|US5007096 *||Feb 26, 1990||Apr 9, 1991||Hajime Industries Ltd.||Object inspection apparatus|
|Citing Patent||Filing date||Publication date||Applicant||Title|
|US5621824 *||Nov 29, 1991||Apr 15, 1997||Omron Corporation||Shading correction method, and apparatus therefor|
|US6064429 *||Aug 18, 1997||May 16, 2000||Mcdonnell Douglas Corporation||Foreign object video detection and alert system and method|
|US6871684||Aug 13, 2002||Mar 29, 2005||The Boeing Company||System for identifying defects in a composite structure|
|US7171033||Mar 28, 2001||Jan 30, 2007||The Boeing Company||System and method for identifying defects in a composite structure|

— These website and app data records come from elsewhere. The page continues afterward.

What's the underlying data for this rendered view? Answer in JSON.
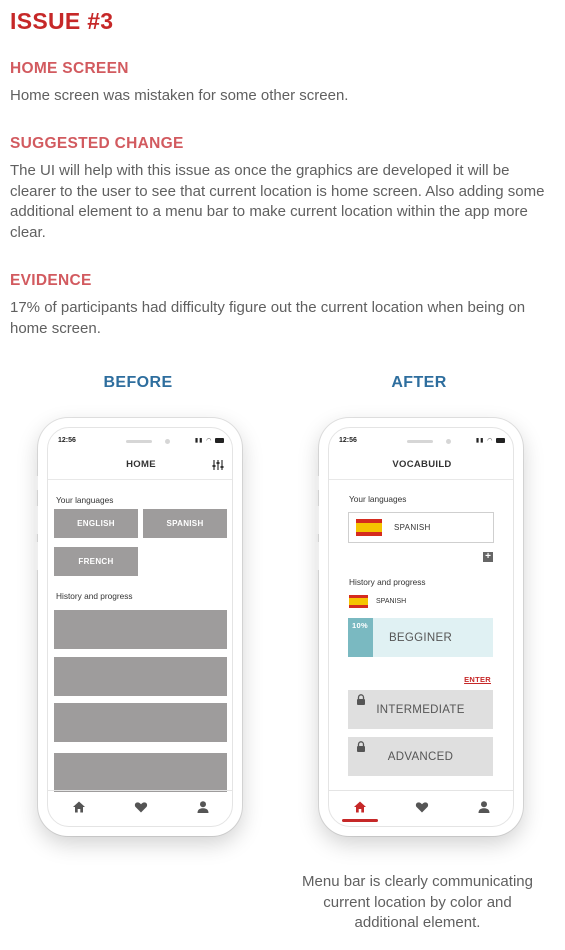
{
  "title": "ISSUE #3",
  "sections": [
    {
      "heading": "HOME SCREEN",
      "text": "Home screen was mistaken for some other screen."
    },
    {
      "heading": "SUGGESTED CHANGE",
      "text": "The UI will help with this issue as once the graphics are developed it will be clearer to the user to see that current location is home screen. Also adding some additional element to a menu bar to make current location within the app more clear."
    },
    {
      "heading": "EVIDENCE",
      "text": "17% of participants had difficulty figure out the current location when being on home screen."
    }
  ],
  "before": {
    "label": "BEFORE",
    "time": "12:56",
    "header": "HOME",
    "your_languages": "Your languages",
    "languages": [
      "ENGLISH",
      "SPANISH",
      "FRENCH"
    ],
    "history": "History and progress",
    "icons": {
      "settings": "sliders-icon",
      "home": "home-icon",
      "favorites": "heart-icon",
      "profile": "user-icon"
    }
  },
  "after": {
    "label": "AFTER",
    "time": "12:56",
    "header": "VOCABUILD",
    "your_languages": "Your languages",
    "language": "SPANISH",
    "history": "History and progress",
    "history_language": "SPANISH",
    "beginner": {
      "label": "BEGGINER",
      "progress_pct": "10%",
      "progress": 0.17
    },
    "enter": "ENTER",
    "intermediate": "INTERMEDIATE",
    "advanced": "ADVANCED",
    "colors": {
      "accent": "#c62828",
      "progress": "#7ab9c1",
      "progress_bg": "#e0f1f3"
    }
  },
  "caption": "Menu bar is clearly communicating current location by color and additional element."
}
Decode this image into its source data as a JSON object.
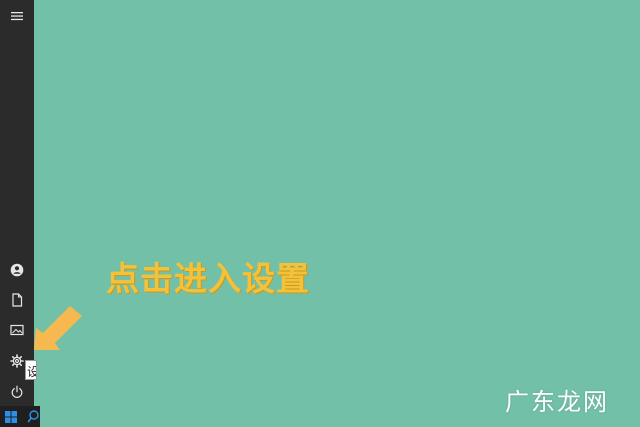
{
  "annotation": {
    "text": "点击进入设置",
    "color": "#f3c13a"
  },
  "watermark": {
    "text": "广东龙网"
  },
  "tooltip": {
    "text": "设"
  },
  "colors": {
    "desktop": "#72c0a8",
    "rail": "#2b2b2b",
    "taskbar": "#1f1f1f",
    "arrow": "#f5b94f",
    "windows_logo": "#2f8fe8"
  },
  "rail": {
    "icons": [
      "hamburger-menu-icon",
      "user-account-icon",
      "documents-icon",
      "pictures-icon",
      "settings-gear-icon",
      "power-icon"
    ]
  },
  "taskbar": {
    "icons": [
      "windows-logo-icon",
      "search-icon"
    ]
  }
}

|US7424902||Nov 24, 2004||Sep 16, 2008||The Boeing Company||In-process vision detection of flaw and FOD characteristics|
|US7576850||Jul 25, 2008||Aug 18, 2009||The Boeing Company||In-process vision detection of flaws and FOD by back field illumination|
|US7678214||Jul 25, 2008||Mar 16, 2010||The Boeing Company||In-process vision detection of flaws and FOD by back field illumination|
|US7688434||Mar 27, 2008||Mar 30, 2010||The Boeing Company||In-process vision detection of flaw and FOD characteristics|
|US7712502||Mar 28, 2008||May 11, 2010||The Boeing Company||In-process vision detection of flaw and FOD characteristics|
|US8524021||Mar 22, 2010||Sep 3, 2013||The Boeing Company||In-process vision detection of flaw and FOD characteristics|
|US8770248||Sep 14, 2012||Jul 8, 2014||The Boeing Company||In-process vision detection of flaw and FOD characteristics|
|US20020141632 *||Mar 28, 2001||Oct 3, 2002||The Boeing Company||System and method for identifying defects in a composite structure|
|US20060108048 *||Nov 24, 2004||May 25, 2006||The Boeing Company||In-process vision detection of flaws and fod by back field illumination|
|US20080277042 *||Jul 25, 2008||Nov 13, 2008||The Boeing Company||In-process vision detection of flaws and fod by back field illumination|
|US20080278716 *||Jul 25, 2008||Nov 13, 2008||The Boeing Company||In-process vision detection of flaws and fod by back field illumination|
|US20080289742 *||Jul 25, 2008||Nov 27, 2008||The Boeing Company||In-process vision detection of flaws and fod by back field illumination|
|US20090002693 *||Mar 27, 2008||Jan 1, 2009||The Boeing Corporation||In-process vision detection of flaw and fod characteristics|
|US20100204929 *||Mar 22, 2010||Aug 12, 2010||The Boeing Company||In-Process Vision Detection of Flaw and FOD Characteristics|
|US20130076891 *||Sep 27, 2012||Mar 28, 2013||Ring Container Technologies||Vision system|
|U.S. Classification||348/127, 250/223.00B|
|International Classification||H04N7/18, G01N21/88, G01N21/90|
|Cooperative Classification||G01N2021/8887, G01N21/8851, G01N21/9045|
|European Classification||G01N21/90E, G01N21/88P|
|Sep 11, 1991||AS||Assignment|
Owner name: HAJIME INDUSTRIES LTD., JAPAN
Free format text: ASSIGNMENT OF ASSIGNORS INTEREST.;ASSIGNOR:YOSHIDA, HAJIME;REEL/FRAME:005843/0956
Effective date: 19910903
|Aug 15, 1996||FPAY||Fee payment|
Year of fee payment: 4
|Sep 12, 2000||REMI||Maintenance fee reminder mailed|
|Feb 18, 2001||LAPS||Lapse for failure to pay maintenance fees|
|Apr 24, 2001||FP||Expired due to failure to pay maintenance fee|
Effective date: 20010216